Lead Research Organisation: University of Manchester
Department Name: Physics and Astronomy

Abstract

Drugs need to be formulated into medicines before they can be given to patients in a useful form. Injections are an important group of formulations and their viscoelasticity, that is, the ease in which the fluid can be deformed as it passes through the syringe, is an important consideration. However, bulk testing of the viscoelastic behaviour of injectables is often not feasible since they are available only in limited amounts. Here we will investigate new techniques in the field of microrheology, which have been demonstrated to measure the viscoelasticity of very small volumes of sample. The volumes that can be measured are so small that the technique can be applied to the measurement of the viscoelasticity of sub-cellular compartments such as the nucleus and mitochondria. Therefore, in addition to addressing the key issue of pharmaceutical formulation the work will also attempt to measure changes in the viscoelastic environment of a drug as it is internalised into a cell via a process known as endocytosis.
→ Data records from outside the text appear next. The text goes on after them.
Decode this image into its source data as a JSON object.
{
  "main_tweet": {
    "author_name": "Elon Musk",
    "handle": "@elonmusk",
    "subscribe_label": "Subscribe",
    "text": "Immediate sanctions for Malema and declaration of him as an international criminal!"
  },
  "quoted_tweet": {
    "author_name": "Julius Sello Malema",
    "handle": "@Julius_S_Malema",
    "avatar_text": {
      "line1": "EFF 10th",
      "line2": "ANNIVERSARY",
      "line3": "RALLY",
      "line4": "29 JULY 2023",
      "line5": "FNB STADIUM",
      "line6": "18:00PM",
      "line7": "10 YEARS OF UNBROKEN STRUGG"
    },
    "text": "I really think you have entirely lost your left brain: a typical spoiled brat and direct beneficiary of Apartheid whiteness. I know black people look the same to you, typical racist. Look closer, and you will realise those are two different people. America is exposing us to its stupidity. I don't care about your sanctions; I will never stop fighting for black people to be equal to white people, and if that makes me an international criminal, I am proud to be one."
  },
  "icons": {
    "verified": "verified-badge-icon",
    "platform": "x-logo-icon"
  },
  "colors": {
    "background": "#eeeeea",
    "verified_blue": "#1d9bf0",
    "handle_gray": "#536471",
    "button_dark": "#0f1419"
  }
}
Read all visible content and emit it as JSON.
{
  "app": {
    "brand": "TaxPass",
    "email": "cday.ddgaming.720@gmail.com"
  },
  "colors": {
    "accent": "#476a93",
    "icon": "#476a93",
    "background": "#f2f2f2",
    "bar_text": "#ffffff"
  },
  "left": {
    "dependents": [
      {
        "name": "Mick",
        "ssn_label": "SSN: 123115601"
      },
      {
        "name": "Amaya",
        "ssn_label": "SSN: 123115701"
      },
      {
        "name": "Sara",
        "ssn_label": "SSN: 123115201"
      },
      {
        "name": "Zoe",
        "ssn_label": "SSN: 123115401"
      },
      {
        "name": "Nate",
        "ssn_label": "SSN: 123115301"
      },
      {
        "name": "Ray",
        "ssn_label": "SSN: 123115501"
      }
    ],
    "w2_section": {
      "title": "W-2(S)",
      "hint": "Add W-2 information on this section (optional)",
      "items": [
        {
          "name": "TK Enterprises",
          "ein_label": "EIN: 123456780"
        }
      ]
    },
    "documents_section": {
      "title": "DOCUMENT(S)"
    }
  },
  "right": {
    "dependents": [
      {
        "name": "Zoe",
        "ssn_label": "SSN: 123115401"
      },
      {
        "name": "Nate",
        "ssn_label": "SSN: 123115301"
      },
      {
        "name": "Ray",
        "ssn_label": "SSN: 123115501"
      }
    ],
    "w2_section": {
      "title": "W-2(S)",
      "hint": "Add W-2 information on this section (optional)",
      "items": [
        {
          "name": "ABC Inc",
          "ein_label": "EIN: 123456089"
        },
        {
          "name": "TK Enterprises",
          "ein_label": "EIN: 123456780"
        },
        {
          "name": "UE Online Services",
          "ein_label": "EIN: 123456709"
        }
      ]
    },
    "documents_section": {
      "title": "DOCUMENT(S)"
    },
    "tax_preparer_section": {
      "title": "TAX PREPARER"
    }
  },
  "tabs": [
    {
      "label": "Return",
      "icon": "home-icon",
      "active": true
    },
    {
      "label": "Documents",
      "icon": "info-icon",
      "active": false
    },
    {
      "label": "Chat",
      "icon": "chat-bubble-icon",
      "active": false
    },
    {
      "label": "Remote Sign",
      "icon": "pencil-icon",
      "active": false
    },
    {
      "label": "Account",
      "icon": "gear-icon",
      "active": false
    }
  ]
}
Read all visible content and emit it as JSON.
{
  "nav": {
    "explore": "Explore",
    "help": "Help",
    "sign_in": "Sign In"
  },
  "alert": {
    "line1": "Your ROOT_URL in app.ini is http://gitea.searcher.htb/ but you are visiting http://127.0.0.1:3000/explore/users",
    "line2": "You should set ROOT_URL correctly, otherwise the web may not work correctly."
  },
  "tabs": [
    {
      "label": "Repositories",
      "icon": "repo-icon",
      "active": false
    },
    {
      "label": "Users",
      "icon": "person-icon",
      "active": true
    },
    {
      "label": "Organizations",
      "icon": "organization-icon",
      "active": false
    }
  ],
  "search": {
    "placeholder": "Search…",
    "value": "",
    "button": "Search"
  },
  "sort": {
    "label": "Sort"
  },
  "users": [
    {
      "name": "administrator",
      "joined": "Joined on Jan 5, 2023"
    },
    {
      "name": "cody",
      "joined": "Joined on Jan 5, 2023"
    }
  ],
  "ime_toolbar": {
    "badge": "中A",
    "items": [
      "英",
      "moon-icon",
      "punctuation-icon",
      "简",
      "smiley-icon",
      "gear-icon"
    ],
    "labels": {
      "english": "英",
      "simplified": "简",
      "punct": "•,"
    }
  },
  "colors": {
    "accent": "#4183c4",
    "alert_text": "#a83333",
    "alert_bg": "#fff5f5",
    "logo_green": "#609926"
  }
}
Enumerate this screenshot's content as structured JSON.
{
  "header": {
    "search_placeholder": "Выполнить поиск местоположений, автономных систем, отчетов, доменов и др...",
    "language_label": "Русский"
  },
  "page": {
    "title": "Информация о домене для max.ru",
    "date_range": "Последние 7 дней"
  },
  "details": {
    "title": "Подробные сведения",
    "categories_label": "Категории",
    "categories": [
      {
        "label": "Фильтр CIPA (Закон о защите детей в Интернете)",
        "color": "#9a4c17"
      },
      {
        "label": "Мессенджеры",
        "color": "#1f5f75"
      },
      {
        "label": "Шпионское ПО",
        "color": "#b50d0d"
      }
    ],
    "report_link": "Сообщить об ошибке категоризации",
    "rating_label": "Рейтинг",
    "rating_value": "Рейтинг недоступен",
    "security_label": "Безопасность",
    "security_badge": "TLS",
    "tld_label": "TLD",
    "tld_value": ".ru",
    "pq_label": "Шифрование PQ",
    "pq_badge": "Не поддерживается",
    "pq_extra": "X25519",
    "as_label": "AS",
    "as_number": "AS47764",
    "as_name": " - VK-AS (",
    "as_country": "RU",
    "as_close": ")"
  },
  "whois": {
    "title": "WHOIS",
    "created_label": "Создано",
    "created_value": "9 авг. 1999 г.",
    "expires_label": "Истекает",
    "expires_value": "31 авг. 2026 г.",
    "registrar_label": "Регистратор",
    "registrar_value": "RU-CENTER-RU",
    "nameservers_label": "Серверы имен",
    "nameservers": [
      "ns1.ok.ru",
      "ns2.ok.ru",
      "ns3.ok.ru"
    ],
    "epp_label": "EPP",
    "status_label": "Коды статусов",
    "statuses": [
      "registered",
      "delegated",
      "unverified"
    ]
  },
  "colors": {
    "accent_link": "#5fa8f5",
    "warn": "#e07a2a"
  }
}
Technical Summary

Rheology is the scientific investigation of the viscoelasticity of a material i.e. the degree to which it displays solid and liquid behaviours. For samples of limited availability, or intracellular measurements, current bulk rheological techniques are of little use. Microrheology has obvious advantages in this respect and will be applied as a technique to address two important issues in pharmaceutical science: (1) the formulation of drugs for intravenous delivery and (2) viscoelastic properties of sub-cellular compartments and their relation to gene transfection. The discipline hopping award is an ideal mechanism to allow the lead applicant to explore these two issues in collaboration with a co-applicant experienced in the relevant fields within the pharmaceutical sciences.

Publications

10 25 50
 
Title depth resolved microrheology 
Description We measured the viscoelasticity of living bacterial films. 
Type Of Material Technology assay or reagent 
Year Produced 2008 
Provided To Others? Yes  
Impact Lots of people are using the tracking software world wide for a range of biomedical research. 
 
Description Strathclyde pharmacy 
Organisation University of Strathclyde
Department Strathclyde Institute of Pharmacy & Biomedical Sciences
Country United Kingdom 
Sector Academic/University 
PI Contribution Manchester physics provided the instrumentation and Strathclyde provided the biological/medical know how.
Collaborator Contribution We have moved into a new, more medically important area with help from Strathclyde.
Impact We published an article in Langmuir.
Start Year 2007